The 1970s historically-informed performance revolution – that brought Bach closer to the modern ear but away from the modern concert hall – had to happen. Large choruses rendered the music partly cloudy, obscuring its inner workings and dictating slow-motion tempos. While the St. Matthew Passion took 222 minutes in the 1962 Otto Klemperer recording on EMI, more modern performances come in at 160 minutes. Fewer musicians – sometimes 32 singers and 34 instrumentalists for the Matthew passion – yield more Bach.
Now, the big works are played with awareness of what needs to be heard but with modern concert-hall practicality. At the New York Philharmonic’s recent performance of the Mass in B minor, Alan Gilbert used 60 choristers and 47 instrumentalists. Though he once conducted super-slim Bach, Yannick Nezet-Seguin is living large in his forthcoming Philadelphia Orchestra performance of the St. Matthew Passion with 80 choristers and 64 instrumentalists.
"You find ways to convey the same message," he said recently. As has each generation before him.
AUDIO (BELOW): The Many Forms of Bach as heard on WQXR
Free Download: Pablo Casals plays the Cello Suite No. 1 in G Major, Prelude*
From "The Sound of Pablo Casals" (EMI Classics)
Throughout the Bach 360° festival, we will offer a daily download from a new Bach recording.
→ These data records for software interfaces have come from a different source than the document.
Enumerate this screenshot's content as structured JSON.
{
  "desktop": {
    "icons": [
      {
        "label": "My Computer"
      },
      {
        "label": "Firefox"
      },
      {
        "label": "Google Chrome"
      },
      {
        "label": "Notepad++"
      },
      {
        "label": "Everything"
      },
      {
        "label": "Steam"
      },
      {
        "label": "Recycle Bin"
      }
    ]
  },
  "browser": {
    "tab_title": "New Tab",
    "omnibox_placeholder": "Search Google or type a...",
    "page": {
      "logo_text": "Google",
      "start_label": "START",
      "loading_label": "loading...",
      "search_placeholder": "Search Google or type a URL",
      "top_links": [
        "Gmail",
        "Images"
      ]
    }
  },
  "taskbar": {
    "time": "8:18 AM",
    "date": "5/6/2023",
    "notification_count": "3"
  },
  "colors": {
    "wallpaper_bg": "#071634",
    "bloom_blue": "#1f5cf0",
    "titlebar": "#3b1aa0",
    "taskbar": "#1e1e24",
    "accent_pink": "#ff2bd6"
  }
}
First up is a 4-CD set featuring reissues of performances from the 1920s through the '50s. The Bach suite was recorded in Paris in 1938.
Available at Arkivmusic.com
Listening Highlights for Thursday, March 21 (all times are approximate)
6 am Sleepers awake, BWV 645 (“Wachet auf” chorale from Cantata BWV 140)
8 am Orchestral Suite No. 4, BWV 1069
9 am Solo Violin Partita No. 3 in E Major, BWV 1006
10 am Lobet Gott in seinen Reichen (Ascension Oratorio), BWV 11
11 am Cello Suite No. 1 in G major, BWV 1007
12 pm Keyboard Concerto in F Minor, BWV 1056
1 pm Passacaglia and Fugue in C Minor, BWV 582
2 pm Italian Concerto in F Major, BWV 971
3 pm Brandenburg Concerto No. 1 in F Major, BWV 1046
5 pm Cantata BWV 147 “Herz und Mund und Tat und Leben” (features the “Jesu, Joy of Man’s Desiring” chorale)
8 pm Concerto for Two Violins in D Minor, BWV 1043
9 pm Sheep May Safely Graze (“ Schafe konnen sichen wieder”chorale from Cantata BWV 208)